I heard back from a school board member about his suggestions for next steps in approaching the School Board about option schools (and integration efforts in general). He suggests that the best thing for us to do is to meet with School Board members one on one and see where they are on these issues. We don’t have to focus on options schools — I’d like to approach the others the way I did with him and see what they think about how we can address inequity among and within our schools and then go from there. If you want to help me craft some language, I’d love your suggestions. There are Open Office House every Monday evening when school is in session and the board members rotate through those days. It’s also possible to make an appointment, of course. Would anyone like to come to an appointment during the workday if I can get one?
He also had an interesting suggestion to build on what the county-wide grant fund does, but with material goods. He asked whether it would be possible for schools that have more abundant resources (wireless microphone headsets, for example) to loan those items to schools that can’t afford such things as a way of addressing an angle of inequity among our schools. I’d love your thoughts about what kinds of items might be shareable in this way and whether this might be possible.
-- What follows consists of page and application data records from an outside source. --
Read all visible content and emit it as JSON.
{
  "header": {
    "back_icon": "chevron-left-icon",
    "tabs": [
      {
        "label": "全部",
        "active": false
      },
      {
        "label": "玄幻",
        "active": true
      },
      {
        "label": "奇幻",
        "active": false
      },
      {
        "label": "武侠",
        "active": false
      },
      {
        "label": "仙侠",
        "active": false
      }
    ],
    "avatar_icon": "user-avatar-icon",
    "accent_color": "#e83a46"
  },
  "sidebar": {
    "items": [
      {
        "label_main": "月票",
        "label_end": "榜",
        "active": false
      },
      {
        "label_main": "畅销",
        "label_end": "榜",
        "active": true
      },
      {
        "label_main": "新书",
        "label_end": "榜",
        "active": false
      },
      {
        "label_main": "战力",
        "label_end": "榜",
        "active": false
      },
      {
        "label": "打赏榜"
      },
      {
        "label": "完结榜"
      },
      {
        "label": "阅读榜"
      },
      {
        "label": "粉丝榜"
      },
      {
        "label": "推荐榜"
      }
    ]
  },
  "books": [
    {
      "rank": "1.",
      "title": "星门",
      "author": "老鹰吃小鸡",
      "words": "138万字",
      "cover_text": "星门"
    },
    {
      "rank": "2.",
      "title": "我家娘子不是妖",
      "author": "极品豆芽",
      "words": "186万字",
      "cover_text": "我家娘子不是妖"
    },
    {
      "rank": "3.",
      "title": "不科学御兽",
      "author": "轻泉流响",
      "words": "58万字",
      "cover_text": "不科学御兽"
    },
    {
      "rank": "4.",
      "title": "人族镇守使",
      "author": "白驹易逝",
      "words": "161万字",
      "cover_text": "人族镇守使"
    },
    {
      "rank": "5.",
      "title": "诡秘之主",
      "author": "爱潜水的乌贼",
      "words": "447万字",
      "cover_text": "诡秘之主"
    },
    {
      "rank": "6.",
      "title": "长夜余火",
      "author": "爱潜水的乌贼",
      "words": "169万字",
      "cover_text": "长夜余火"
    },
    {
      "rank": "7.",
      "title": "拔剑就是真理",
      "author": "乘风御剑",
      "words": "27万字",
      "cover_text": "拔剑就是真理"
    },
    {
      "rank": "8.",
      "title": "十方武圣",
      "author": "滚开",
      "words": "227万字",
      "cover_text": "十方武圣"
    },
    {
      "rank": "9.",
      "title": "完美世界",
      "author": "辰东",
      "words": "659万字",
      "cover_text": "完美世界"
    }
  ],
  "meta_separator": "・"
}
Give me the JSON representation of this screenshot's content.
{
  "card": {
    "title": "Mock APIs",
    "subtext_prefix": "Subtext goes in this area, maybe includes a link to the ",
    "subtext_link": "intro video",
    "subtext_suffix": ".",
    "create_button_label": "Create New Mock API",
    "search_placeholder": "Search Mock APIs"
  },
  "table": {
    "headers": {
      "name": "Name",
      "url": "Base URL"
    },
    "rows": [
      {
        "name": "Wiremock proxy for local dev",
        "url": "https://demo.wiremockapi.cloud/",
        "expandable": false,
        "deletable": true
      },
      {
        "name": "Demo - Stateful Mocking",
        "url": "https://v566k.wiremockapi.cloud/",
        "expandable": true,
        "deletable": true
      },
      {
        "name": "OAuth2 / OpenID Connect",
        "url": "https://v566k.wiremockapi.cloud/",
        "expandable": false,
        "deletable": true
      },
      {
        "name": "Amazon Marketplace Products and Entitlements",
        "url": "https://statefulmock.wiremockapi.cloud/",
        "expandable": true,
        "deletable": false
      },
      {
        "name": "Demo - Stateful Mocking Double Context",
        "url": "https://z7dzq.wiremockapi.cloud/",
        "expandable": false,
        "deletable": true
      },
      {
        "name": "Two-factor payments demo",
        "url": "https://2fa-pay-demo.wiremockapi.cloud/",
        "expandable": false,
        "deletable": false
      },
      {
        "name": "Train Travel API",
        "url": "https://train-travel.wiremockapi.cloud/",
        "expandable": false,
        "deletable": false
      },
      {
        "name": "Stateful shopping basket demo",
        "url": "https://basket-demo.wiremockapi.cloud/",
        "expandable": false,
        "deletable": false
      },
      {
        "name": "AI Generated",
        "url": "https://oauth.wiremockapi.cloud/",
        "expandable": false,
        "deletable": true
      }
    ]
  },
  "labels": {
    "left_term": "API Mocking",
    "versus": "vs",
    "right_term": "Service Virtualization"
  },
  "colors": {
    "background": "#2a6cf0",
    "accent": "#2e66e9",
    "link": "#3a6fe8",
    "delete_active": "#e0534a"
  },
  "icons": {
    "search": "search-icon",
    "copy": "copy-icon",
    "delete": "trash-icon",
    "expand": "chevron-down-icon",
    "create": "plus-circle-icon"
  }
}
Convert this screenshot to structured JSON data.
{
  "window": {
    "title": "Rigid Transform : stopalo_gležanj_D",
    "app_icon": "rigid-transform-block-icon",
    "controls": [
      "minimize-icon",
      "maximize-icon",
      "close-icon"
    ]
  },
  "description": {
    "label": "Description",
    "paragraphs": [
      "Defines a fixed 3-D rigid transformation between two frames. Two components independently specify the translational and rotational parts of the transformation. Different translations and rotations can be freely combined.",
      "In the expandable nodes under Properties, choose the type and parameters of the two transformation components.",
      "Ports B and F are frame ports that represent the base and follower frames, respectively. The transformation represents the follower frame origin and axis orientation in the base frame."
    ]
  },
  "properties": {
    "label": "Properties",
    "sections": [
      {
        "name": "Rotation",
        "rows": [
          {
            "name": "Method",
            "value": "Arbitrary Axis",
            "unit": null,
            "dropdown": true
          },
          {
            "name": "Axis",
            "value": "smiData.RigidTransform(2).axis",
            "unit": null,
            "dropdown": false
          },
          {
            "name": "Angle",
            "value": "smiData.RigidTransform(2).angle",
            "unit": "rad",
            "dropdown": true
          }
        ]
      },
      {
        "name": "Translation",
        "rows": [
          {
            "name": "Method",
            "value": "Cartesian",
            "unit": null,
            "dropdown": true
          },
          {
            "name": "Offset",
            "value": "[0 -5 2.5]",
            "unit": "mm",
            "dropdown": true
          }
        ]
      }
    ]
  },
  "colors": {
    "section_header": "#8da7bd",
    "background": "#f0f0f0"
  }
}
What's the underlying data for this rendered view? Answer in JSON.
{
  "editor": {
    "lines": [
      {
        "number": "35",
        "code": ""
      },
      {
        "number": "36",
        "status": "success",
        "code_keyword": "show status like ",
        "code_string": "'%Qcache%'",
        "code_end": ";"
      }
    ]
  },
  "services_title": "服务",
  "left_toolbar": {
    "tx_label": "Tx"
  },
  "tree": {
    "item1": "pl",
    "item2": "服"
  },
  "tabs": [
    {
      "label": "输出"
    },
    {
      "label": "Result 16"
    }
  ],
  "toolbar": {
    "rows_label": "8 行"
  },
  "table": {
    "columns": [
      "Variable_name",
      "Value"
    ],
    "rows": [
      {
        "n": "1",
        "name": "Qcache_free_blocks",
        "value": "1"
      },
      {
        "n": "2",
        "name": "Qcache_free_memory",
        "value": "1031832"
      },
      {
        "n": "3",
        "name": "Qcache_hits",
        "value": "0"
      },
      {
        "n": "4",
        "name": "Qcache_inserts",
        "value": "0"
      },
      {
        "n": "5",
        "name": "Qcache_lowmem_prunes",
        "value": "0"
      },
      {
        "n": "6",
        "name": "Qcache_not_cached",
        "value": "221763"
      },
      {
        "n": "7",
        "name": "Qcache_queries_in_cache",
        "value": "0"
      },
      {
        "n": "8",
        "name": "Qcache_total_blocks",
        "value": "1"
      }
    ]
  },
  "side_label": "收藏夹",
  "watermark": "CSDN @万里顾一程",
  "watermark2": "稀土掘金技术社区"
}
I came across a report discussed in The Washington Post (“Tucked inside wealthy Northern Virginia are pockets of poverty, report says”) about the “Uneven Opportunity Landscape in Northern Virginia” by the Northern Virginia Health Foundation. The report has detailed sections about each of Northern Virginia’s counties.
Another report, from the Center for Social Innovation’s Supporting Partnerships for Anti-Racist Communities (SPARC) “Phase One Study Findings,” (pdf) focuses on homelessness, and touches on many of the issues related to poverty and inequity in our country, particularly for people of color.
And for another article related to homelessness, the Raikes Foundation partnered with the Center for Social Innovation on a summit about the issues of homelessness and racial equity.
Stick with it!